### YOUR ASSIGNMENT
From the listing below, return each line that includes "console".
--- RECORDS TO PROCESS Enclosed Below ---
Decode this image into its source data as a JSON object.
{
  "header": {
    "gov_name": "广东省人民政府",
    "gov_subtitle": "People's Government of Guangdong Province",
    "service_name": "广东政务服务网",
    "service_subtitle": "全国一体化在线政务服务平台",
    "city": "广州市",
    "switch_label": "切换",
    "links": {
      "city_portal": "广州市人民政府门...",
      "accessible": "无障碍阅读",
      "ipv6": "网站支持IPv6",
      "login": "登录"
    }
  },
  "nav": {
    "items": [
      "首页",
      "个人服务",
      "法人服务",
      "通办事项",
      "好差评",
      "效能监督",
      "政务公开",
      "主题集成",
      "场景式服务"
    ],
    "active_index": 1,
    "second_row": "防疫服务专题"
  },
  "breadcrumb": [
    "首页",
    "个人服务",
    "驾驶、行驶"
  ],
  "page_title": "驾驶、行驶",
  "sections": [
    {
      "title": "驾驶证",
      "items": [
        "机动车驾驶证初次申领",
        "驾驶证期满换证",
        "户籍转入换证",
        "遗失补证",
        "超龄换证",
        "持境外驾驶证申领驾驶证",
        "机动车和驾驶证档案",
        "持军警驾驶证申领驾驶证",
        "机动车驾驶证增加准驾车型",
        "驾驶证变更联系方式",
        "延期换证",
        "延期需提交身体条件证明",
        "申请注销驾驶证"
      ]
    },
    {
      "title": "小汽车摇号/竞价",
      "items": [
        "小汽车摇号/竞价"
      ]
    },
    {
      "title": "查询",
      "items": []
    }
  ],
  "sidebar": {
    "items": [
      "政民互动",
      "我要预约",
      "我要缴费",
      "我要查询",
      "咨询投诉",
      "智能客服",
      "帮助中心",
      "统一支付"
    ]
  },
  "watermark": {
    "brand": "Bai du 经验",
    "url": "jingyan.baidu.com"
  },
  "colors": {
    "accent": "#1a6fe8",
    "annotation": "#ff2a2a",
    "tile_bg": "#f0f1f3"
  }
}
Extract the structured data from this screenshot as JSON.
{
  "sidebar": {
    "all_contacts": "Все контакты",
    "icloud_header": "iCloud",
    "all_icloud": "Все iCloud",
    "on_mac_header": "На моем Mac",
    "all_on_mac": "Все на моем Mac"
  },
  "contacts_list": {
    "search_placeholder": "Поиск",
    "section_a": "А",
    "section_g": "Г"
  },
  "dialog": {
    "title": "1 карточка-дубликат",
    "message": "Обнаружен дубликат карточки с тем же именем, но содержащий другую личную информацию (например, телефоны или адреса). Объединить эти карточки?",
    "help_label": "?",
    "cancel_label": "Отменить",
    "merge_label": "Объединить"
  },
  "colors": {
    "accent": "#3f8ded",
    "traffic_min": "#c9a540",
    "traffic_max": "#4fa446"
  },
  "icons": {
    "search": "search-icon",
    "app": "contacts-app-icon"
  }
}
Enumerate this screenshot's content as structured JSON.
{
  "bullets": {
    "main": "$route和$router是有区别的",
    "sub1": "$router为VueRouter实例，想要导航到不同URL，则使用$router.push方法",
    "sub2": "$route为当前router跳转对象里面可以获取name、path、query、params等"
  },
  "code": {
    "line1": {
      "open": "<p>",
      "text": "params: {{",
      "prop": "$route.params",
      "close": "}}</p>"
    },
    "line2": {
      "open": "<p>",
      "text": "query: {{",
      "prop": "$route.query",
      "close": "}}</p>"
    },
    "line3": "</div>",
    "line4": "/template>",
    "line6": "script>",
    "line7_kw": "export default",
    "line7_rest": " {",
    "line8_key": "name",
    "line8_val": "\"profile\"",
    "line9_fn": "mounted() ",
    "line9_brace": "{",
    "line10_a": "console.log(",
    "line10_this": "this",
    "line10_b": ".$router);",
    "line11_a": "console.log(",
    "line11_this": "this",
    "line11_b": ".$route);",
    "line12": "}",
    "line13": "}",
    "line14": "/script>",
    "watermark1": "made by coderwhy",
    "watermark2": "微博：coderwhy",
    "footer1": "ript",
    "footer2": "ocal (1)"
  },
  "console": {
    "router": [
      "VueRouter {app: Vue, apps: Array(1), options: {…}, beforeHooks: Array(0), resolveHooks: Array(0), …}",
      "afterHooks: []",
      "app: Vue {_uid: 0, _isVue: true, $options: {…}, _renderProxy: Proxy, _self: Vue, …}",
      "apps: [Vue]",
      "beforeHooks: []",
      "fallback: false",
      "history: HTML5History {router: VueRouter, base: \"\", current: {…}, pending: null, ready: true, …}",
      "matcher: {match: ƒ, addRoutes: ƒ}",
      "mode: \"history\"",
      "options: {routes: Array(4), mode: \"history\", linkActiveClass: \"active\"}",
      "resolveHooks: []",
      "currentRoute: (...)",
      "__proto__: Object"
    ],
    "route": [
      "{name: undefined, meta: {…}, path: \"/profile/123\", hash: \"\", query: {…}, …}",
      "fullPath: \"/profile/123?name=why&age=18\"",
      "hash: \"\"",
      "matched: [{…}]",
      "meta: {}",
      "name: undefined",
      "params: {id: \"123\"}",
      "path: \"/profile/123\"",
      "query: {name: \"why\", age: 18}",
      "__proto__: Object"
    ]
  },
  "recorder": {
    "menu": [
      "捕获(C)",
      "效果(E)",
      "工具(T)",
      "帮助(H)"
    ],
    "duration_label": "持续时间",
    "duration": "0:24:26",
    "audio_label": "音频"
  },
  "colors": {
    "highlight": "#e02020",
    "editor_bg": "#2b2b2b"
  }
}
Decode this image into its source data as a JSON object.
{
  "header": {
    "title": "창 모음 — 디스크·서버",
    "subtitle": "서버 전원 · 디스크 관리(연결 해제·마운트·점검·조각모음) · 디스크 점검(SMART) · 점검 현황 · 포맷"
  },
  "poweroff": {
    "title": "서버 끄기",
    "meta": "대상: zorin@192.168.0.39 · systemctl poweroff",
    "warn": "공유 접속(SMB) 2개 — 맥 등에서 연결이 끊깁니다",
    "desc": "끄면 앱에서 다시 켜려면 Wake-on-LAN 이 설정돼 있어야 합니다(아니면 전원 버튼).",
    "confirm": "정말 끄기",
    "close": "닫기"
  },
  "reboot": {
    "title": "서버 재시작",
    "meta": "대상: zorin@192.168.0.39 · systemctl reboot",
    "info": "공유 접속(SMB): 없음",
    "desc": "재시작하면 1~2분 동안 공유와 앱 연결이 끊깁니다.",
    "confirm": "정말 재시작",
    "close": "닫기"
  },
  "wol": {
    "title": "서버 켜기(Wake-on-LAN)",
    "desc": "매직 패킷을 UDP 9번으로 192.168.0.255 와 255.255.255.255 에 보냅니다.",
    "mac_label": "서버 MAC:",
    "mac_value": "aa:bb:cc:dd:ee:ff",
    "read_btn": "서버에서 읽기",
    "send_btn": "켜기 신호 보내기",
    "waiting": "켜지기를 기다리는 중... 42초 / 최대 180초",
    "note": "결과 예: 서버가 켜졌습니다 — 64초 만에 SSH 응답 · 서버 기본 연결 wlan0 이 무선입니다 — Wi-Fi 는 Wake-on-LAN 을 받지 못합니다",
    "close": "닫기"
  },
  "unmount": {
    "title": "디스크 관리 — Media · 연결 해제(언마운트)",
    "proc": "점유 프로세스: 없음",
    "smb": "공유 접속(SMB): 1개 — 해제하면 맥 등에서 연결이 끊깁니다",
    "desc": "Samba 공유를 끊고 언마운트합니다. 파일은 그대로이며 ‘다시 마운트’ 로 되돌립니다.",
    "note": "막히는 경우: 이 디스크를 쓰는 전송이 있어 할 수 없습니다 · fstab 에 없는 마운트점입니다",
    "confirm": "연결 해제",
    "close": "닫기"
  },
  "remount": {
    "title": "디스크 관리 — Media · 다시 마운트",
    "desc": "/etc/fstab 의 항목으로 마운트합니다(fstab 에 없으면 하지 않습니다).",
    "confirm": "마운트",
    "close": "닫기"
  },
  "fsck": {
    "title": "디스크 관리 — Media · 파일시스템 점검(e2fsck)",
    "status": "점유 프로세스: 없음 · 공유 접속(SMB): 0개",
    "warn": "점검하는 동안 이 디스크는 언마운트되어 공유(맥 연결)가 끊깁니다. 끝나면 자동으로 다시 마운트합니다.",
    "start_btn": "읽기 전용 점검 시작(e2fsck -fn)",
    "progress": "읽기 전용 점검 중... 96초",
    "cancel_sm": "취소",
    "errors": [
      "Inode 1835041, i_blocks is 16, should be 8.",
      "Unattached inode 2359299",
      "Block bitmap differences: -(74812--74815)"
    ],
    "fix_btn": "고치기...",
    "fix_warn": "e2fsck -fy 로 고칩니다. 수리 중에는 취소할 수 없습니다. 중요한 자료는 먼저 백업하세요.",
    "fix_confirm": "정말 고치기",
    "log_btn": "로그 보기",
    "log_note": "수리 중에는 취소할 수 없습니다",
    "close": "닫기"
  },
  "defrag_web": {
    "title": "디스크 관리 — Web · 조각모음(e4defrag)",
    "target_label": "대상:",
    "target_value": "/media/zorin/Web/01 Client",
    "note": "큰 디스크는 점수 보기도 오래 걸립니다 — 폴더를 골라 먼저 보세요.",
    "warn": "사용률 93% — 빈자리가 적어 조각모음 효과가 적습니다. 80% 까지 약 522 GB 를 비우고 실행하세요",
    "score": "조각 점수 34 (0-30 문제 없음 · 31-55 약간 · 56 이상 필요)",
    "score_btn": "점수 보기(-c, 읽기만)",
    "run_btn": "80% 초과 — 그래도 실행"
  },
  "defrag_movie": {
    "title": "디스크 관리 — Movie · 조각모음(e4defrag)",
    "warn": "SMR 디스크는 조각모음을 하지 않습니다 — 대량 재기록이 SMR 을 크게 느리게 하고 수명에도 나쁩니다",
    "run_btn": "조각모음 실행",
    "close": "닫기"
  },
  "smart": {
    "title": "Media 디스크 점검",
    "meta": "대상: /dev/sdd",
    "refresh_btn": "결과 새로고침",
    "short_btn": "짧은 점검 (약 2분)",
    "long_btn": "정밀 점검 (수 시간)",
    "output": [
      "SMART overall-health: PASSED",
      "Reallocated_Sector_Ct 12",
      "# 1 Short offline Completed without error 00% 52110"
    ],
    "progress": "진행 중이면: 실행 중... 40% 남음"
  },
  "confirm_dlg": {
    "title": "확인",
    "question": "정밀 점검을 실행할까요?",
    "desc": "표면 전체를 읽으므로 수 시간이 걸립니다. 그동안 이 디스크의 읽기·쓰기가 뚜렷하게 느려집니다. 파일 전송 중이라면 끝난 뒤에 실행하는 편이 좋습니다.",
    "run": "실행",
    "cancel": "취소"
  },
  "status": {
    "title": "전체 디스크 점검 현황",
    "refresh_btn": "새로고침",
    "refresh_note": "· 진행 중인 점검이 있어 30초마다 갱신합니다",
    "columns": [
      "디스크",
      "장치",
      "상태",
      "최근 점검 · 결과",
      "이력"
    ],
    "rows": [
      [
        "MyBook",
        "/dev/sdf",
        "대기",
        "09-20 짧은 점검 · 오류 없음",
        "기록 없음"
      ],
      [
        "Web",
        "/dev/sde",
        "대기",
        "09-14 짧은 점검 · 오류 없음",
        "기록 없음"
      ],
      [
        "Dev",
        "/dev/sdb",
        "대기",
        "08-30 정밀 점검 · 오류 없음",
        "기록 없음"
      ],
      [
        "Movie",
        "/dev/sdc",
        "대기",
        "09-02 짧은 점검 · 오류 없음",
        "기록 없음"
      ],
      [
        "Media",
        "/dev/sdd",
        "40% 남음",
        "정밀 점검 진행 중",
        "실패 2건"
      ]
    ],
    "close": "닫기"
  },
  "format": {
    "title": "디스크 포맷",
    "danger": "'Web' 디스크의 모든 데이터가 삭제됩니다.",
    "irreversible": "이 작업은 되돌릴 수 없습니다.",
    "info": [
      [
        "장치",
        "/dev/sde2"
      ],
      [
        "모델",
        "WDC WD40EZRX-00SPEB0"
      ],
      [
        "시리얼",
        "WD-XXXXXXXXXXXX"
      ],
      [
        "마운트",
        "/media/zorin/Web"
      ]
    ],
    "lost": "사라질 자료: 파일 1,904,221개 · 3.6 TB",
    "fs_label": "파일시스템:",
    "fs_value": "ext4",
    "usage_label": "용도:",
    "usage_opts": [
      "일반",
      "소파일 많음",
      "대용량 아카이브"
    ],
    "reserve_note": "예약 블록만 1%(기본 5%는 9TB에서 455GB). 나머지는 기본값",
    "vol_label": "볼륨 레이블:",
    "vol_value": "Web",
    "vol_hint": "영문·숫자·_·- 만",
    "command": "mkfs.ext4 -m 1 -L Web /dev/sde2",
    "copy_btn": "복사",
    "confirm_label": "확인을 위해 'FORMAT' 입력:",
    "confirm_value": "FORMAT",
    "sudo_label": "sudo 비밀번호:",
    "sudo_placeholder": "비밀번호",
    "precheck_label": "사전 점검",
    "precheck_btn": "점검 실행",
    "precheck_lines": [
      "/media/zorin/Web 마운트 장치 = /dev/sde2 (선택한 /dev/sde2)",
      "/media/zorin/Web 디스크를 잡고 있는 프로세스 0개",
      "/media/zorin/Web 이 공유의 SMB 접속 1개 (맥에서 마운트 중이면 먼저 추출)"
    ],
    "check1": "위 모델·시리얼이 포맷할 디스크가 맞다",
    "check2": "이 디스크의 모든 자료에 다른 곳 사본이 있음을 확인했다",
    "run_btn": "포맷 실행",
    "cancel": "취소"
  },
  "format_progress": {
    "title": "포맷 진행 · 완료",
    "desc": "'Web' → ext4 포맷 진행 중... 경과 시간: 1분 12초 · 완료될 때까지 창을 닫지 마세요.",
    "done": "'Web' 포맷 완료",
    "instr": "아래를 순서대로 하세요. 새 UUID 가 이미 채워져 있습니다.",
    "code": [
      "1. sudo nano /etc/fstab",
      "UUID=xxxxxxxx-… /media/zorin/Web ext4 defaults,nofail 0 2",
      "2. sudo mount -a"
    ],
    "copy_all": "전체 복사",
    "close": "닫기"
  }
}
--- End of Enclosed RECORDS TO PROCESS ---
### EXPECTED ANSWER
    "line10_a": "console.log(",
    "line11_a": "console.log(",
  "console": {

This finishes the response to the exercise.